TASK GOAL: Your task is to repeat the lines below exactly, excluding any pictures they contain.

━━━

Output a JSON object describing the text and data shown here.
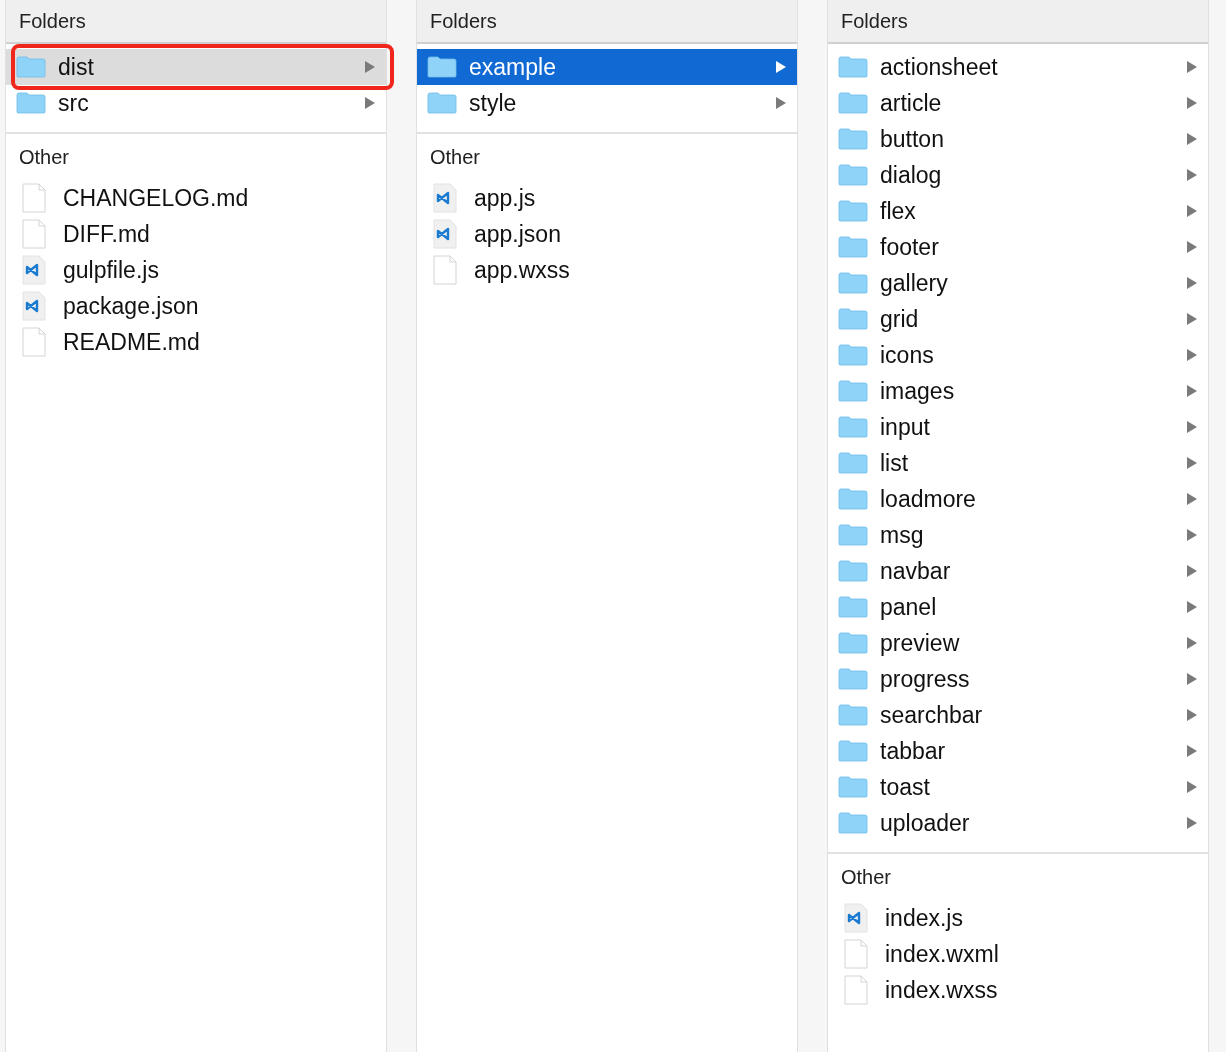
{
  "columns": [
    {
      "kind": "inactive",
      "folders_heading": "Folders",
      "folders": [
        {
          "name": "dist",
          "selected": true,
          "outlined": true
        },
        {
          "name": "src",
          "selected": false,
          "outlined": false
        }
      ],
      "other_heading": "Other",
      "files": [
        {
          "name": "CHANGELOG.md",
          "kind": "plain"
        },
        {
          "name": "DIFF.md",
          "kind": "plain"
        },
        {
          "name": "gulpfile.js",
          "kind": "vscode"
        },
        {
          "name": "package.json",
          "kind": "vscode"
        },
        {
          "name": "README.md",
          "kind": "plain"
        }
      ]
    },
    {
      "kind": "active",
      "folders_heading": "Folders",
      "folders": [
        {
          "name": "example",
          "selected": true,
          "outlined": false
        },
        {
          "name": "style",
          "selected": false,
          "outlined": false
        }
      ],
      "other_heading": "Other",
      "files": [
        {
          "name": "app.js",
          "kind": "vscode"
        },
        {
          "name": "app.json",
          "kind": "vscode"
        },
        {
          "name": "app.wxss",
          "kind": "plain"
        }
      ]
    },
    {
      "folders_heading": "Folders",
      "folders": [
        {
          "name": "actionsheet",
          "selected": false,
          "outlined": false
        },
        {
          "name": "article",
          "selected": false,
          "outlined": false
        },
        {
          "name": "button",
          "selected": false,
          "outlined": false
        },
        {
          "name": "dialog",
          "selected": false,
          "outlined": false
        },
        {
          "name": "flex",
          "selected": false,
          "outlined": false
        },
        {
          "name": "footer",
          "selected": false,
          "outlined": false
        },
        {
          "name": "gallery",
          "selected": false,
          "outlined": false
        },
        {
          "name": "grid",
          "selected": false,
          "outlined": false
        },
        {
          "name": "icons",
          "selected": false,
          "outlined": false
        },
        {
          "name": "images",
          "selected": false,
          "outlined": false
        },
        {
          "name": "input",
          "selected": false,
          "outlined": false
        },
        {
          "name": "list",
          "selected": false,
          "outlined": false
        },
        {
          "name": "loadmore",
          "selected": false,
          "outlined": false
        },
        {
          "name": "msg",
          "selected": false,
          "outlined": false
        },
        {
          "name": "navbar",
          "selected": false,
          "outlined": false
        },
        {
          "name": "panel",
          "selected": false,
          "outlined": false
        },
        {
          "name": "preview",
          "selected": false,
          "outlined": false
        },
        {
          "name": "progress",
          "selected": false,
          "outlined": false
        },
        {
          "name": "searchbar",
          "selected": false,
          "outlined": false
        },
        {
          "name": "tabbar",
          "selected": false,
          "outlined": false
        },
        {
          "name": "toast",
          "selected": false,
          "outlined": false
        },
        {
          "name": "uploader",
          "selected": false,
          "outlined": false
        }
      ],
      "other_heading": "Other",
      "files": [
        {
          "name": "index.js",
          "kind": "vscode"
        },
        {
          "name": "index.wxml",
          "kind": "plain"
        },
        {
          "name": "index.wxss",
          "kind": "plain"
        }
      ]
    }
  ]
}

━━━

ANSWER TO THE EXERCISE:
Output a JSON object describing the text and data shown here.
{
  "columns": [
    {
      "kind": "inactive",
      "folders_heading": "Folders",
      "folders": [
        {
          "name": "dist",
          "selected": true,
          "outlined": true
        },
        {
          "name": "src",
          "selected": false,
          "outlined": false
        }
      ],
      "other_heading": "Other",
      "files": [
        {
          "name": "CHANGELOG.md",
          "kind": "plain"
        },
        {
          "name": "DIFF.md",
          "kind": "plain"
        },
        {
          "name": "gulpfile.js",
          "kind": "vscode"
        },
        {
          "name": "package.json",
          "kind": "vscode"
        },
        {
          "name": "README.md",
          "kind": "plain"
        }
      ]
    },
    {
      "kind": "active",
      "folders_heading": "Folders",
      "folders": [
        {
          "name": "example",
          "selected": true,
          "outlined": false
        },
        {
          "name": "style",
          "selected": false,
          "outlined": false
        }
      ],
      "other_heading": "Other",
      "files": [
        {
          "name": "app.js",
          "kind": "vscode"
        },
        {
          "name": "app.json",
          "kind": "vscode"
        },
        {
          "name": "app.wxss",
          "kind": "plain"
        }
      ]
    },
    {
      "folders_heading": "Folders",
      "folders": [
        {
          "name": "actionsheet",
          "selected": false,
          "outlined": false
        },
        {
          "name": "article",
          "selected": false,
          "outlined": false
        },
        {
          "name": "button",
          "selected": false,
          "outlined": false
        },
        {
          "name": "dialog",
          "selected": false,
          "outlined": false
        },
        {
          "name": "flex",
          "selected": false,
          "outlined": false
        },
        {
          "name": "footer",
          "selected": false,
          "outlined": false
        },
        {
          "name": "gallery",
          "selected": false,
          "outlined": false
        },
        {
          "name": "grid",
          "selected": false,
          "outlined": false
        },
        {
          "name": "icons",
          "selected": false,
          "outlined": false
        },
        {
          "name": "images",
          "selected": false,
          "outlined": false
        },
        {
          "name": "input",
          "selected": false,
          "outlined": false
        },
        {
          "name": "list",
          "selected": false,
          "outlined": false
        },
        {
          "name": "loadmore",
          "selected": false,
          "outlined": false
        },
        {
          "name": "msg",
          "selected": false,
          "outlined": false
        },
        {
          "name": "navbar",
          "selected": false,
          "outlined": false
        },
        {
          "name": "panel",
          "selected": false,
          "outlined": false
        },
        {
          "name": "preview",
          "selected": false,
          "outlined": false
        },
        {
          "name": "progress",
          "selected": false,
          "outlined": false
        },
        {
          "name": "searchbar",
          "selected": false,
          "outlined": false
        },
        {
          "name": "tabbar",
          "selected": false,
          "outlined": false
        },
        {
          "name": "toast",
          "selected": false,
          "outlined": false
        },
        {
          "name": "uploader",
          "selected": false,
          "outlined": false
        }
      ],
      "other_heading": "Other",
      "files": [
        {
          "name": "index.js",
          "kind": "vscode"
        },
        {
          "name": "index.wxml",
          "kind": "plain"
        },
        {
          "name": "index.wxss",
          "kind": "plain"
        }
      ]
    }
  ]
}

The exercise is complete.